As I was driving to work the other day at around 8 AM, I was listening to a radio talk show that was covering the Dallas shooting. Later that day, when I left work at around 6 p.m., the same talk show was still covering this shooting. Throughout the show, the police who apprehended the shooter were praised for their "clever and unique way of handling the situation" - the million-dollar tactic: bombing the shooter.
A few days before that, I was again, listening to this talk show. This was just after the Castle shooting. There was a 15-minute segment covering very basic, objective facts (somebody was killed) which ultimately ended with "but we'll wait for further details before we jump to conclusions about the officers."
Now, I'm no monster. I leave my sympathies with the loved ones of those who died in both shootings, truly and sincerely. But in the midst of the sadness, I cannot help but feel unsettled anger at the discrepancy not only in the way each of the situations were handled at their occurrences, but in the way the legacy of the latter event, among many like it, has become but another data point for a statistic we see on our phones, shake our heads at, then click the lock screen on so that it remains but another reminder at the back of our minds of a larger, flawed system we feel we are too insignificant to correct.
As someone who has never heard the "don't walk late at night or you might get shot" speech, or have been assumed to be, by a systemically racist society, a thug or a gangster or anything synonymous with "danger," I cannot voice my opinions on the Black Lives Matter movement from an underprivileged standpoint. And bluntly put, it's not my fight to lead, by the basic restriction that I am not black, and therefore I will never be able to truly understand the situation.
But what I can do is support a movement, and use my privilege to bring it validity as it is being discredited by outlier cases... (a side note of the overstated yet still somehow not universally acknowledged hypocrisy of the fact that one minority person's error is confirmation of a negative perception of a whole race, while one white person's error is an exception attributed to mental illness or astrological turmoil or an unbalanced chakra).
Because in the fundament of who I am - the fact that a Band-aid from Walgreens camouflages more than it contrasts my natural skin tone - means that I inherently have a privilege over a grand majority of black people. This is not to say I am better than them, but rather that the prejudices labeled on the foreheads of black people for the mere sake of being black, I will never experience.
I do look like one group of people: the reporters discussing the shootings. I, like the majority of America, can find a good amount of well-respected reporters of my race. And just like these reporters, I have a third-person limited perspective of the Black Lives Matter movement. It's rare to hear anyone on a credible news source who is black, who can openly speak up about the Black Lives Matter movement and be respected for his/her words. And sadly, it's rare to hear anyone speak up for the Black Lives Matter Movement on the news either.
However, by following the lead of so many reporters and remaining silent in the face of an oppression to which I am a by-stander, I am surrendering myself subservient to a dystopia where the dominant group's justification for actions of which any semblance of morals it so deliberately denies, is deemed incorrigibly correct. And as Desmond Tutu famously states, "If you are neutral in situations of injustice, you have chosen the side of the oppressor."

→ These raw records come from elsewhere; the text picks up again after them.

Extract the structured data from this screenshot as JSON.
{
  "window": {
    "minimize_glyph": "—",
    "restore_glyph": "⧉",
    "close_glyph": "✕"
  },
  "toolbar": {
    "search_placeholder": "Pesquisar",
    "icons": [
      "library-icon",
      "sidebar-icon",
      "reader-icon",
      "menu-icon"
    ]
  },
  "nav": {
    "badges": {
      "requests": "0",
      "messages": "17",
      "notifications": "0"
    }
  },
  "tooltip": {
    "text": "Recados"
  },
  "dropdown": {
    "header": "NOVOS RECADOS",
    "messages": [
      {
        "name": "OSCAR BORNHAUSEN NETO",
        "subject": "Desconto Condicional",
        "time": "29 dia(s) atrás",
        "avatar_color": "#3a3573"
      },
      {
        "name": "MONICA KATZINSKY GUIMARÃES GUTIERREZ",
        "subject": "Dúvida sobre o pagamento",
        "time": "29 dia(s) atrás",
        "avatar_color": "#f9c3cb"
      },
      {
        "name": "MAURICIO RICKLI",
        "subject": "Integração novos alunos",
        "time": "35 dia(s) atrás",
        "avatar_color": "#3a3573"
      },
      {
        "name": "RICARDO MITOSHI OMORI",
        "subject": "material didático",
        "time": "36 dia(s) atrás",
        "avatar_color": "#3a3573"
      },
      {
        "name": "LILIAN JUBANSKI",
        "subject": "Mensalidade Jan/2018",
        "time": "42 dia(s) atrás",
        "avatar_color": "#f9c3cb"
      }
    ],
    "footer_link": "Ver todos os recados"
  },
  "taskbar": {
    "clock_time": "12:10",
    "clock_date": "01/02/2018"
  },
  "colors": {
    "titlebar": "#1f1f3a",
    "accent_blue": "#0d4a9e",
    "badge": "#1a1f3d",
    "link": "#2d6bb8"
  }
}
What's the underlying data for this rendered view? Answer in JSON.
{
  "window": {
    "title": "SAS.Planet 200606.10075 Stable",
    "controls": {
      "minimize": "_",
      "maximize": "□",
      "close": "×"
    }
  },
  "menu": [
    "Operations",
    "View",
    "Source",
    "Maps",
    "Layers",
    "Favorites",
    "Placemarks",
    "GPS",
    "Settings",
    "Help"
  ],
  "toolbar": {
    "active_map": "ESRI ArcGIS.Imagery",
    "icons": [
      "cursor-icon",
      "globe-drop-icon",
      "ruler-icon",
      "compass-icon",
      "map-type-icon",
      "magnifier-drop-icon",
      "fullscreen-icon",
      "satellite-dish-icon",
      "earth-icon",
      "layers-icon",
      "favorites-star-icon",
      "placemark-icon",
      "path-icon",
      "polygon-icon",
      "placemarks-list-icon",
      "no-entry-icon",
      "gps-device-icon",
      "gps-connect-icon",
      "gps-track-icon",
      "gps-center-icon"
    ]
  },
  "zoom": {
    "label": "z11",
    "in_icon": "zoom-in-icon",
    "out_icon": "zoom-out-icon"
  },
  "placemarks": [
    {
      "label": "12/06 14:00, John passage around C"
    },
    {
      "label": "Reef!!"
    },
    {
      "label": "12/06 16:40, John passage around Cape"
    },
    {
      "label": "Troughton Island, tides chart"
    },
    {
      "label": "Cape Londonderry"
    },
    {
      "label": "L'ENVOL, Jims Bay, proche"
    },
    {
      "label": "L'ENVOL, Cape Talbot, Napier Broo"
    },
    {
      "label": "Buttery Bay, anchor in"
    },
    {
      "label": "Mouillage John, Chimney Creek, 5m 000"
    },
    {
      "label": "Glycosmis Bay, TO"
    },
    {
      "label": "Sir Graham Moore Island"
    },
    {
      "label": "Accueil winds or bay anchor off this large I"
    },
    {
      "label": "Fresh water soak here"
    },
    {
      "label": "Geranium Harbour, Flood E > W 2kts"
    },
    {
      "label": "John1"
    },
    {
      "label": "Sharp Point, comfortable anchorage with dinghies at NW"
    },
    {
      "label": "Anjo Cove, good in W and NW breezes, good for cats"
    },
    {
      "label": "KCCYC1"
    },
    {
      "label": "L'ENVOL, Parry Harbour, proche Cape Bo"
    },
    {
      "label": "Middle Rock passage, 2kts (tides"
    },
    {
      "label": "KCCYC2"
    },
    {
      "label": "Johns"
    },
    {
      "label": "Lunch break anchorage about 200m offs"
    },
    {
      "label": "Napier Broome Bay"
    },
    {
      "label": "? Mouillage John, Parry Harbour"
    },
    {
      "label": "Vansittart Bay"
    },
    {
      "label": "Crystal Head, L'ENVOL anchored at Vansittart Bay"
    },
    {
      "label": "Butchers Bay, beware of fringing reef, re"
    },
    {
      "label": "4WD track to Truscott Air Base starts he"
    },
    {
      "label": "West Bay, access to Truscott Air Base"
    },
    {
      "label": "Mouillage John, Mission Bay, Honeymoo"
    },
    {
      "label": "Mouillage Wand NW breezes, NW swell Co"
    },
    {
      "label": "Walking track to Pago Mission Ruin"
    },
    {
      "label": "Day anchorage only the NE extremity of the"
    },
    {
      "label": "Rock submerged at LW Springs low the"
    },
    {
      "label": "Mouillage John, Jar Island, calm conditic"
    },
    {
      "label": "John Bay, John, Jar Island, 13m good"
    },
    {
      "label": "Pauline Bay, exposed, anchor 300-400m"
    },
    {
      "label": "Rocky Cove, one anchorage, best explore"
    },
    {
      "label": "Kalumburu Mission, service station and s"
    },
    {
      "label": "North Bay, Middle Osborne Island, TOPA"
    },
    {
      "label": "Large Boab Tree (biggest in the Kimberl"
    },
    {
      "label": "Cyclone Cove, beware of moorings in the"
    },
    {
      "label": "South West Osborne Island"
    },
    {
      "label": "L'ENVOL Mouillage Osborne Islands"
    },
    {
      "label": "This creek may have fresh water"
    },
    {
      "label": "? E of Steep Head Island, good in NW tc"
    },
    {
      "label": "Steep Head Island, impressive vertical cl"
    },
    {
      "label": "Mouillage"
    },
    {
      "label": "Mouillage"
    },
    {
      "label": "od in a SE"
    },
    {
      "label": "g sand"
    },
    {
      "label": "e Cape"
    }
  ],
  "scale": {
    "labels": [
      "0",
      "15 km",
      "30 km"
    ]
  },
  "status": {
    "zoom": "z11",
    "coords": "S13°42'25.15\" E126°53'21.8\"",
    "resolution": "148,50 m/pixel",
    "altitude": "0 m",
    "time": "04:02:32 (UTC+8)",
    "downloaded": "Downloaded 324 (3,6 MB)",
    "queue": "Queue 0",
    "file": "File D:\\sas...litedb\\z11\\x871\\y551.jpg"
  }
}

So no, I will not shut up about Black Lives Matter. Because the fall of another black life is in turn the rise of a racial-ethnic alienation which strengthens the divide between the oppressed and the oppressors. My silence is a pledge of allegiance to the latter side.
It's woefully optimistic to say I can make any sort of large-scale change without getting suffocatingly interweaved into the web of the military industrial complex, but a small scale impact is nothing short of highly doable. In making any change, it is important to examine the root of the issue: a mindset of prejudice, hatred, and fear towards black people. As a person of privilege, there are small things I can do in my community to break this mindset. It starts with watching micro-aggressions, mannerisms, slurs...becoming cognizant of an overwhelmingly negative mentality towards black people that I have subconsciously grown up with.
It should seem entirely intuitive and sensible that a black person be treated like a person, and not as a threat. A stereotype is only as strong as its reinforcement. To fight de jure segregation, one must protest laws, which produces tangible results. However, in a more treacherous battle, to fight de facto segregation, one must protest faulty norms, which produces a slow and intangible progress that manifests itself in the slightest of tangible results -- only seen in interpersonal relations that vary from social group to social group. Fighting de facto segregation is a battle that requires a joint effort between the underprivileged and privileged.
And finally, to end my thought, to anyone who says "All lives matter," I agree with you that all lives matter. This is exactly why I support the Black Lives Matter movement. Because the message of the movement isn't that black lives matter only, it's that they matter, too. And I will do my part to see that I can use my privilege and make that happen, one small social group at a time.